The changes announced on January 6th move the blend for CY21 with 25% of the risk score using the 2019 model and 75% of the risk score from the 2020 model. This has implications for plan payments because in many cases it causes a downward adjustment in the risk score and corresponding plan payment.
The following is an example that demonstrates the impact of this change:
Medicare payments capitated rate = base $ amount x beneficiary-specific risk score (RAF)
- Plans adjusted payment rate: $800 pmpm ($9600 per year)
- Darlene: Congestive Heart Failure, Diabetes with complications, Diabetic Proliferative Retinopathy, Hip Fracture
The chart above shows the difference in payment between the 2019 and 2020 models. For CY21 the rate will be blended 25/75 between the two models with the new risk adjustment being fully phased-in by CY22. While the announcement January 6th is a draft and will be finalized in April, this Notice continues CMS’s trend to be more conservative in the payment models.
What This Means for Health Plans
Plans need to continuously optimize their models for the most favorable risk adjustment revenue. It’s important for plans to get information, as quickly as possible, that may impact their risk adjustment scores. Health Risk Assessment (HRA) questionnaires continue to be an effective way to capture this information early so plans can influence adjustments in their CMS payment and effectively manage the member conditions.
Revel has helped clients administer HRAs to capture data relevant to an individual’s underlying health condition and status. This is especially critical early on so that the plan can proactively address a member’s health issue before the condition becomes larger impacting the member’s health and creating a costly claim.

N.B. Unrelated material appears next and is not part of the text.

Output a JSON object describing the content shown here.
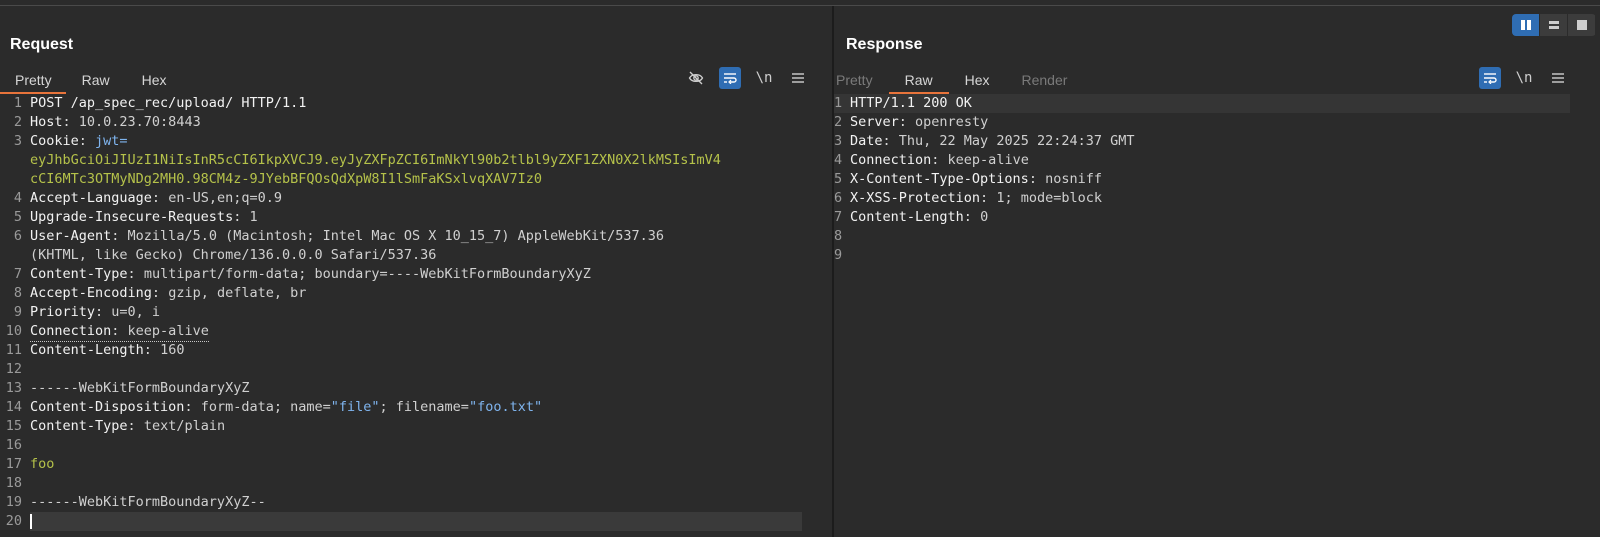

HRAs can help a plan identify high risk individuals who may forego a doctor visit with such a tool enabling a more focused effort in driving care. This information can be accretive for risk adjustment purposes to continue to identify those at highest risk and being able to flag conditions for payment adjustments.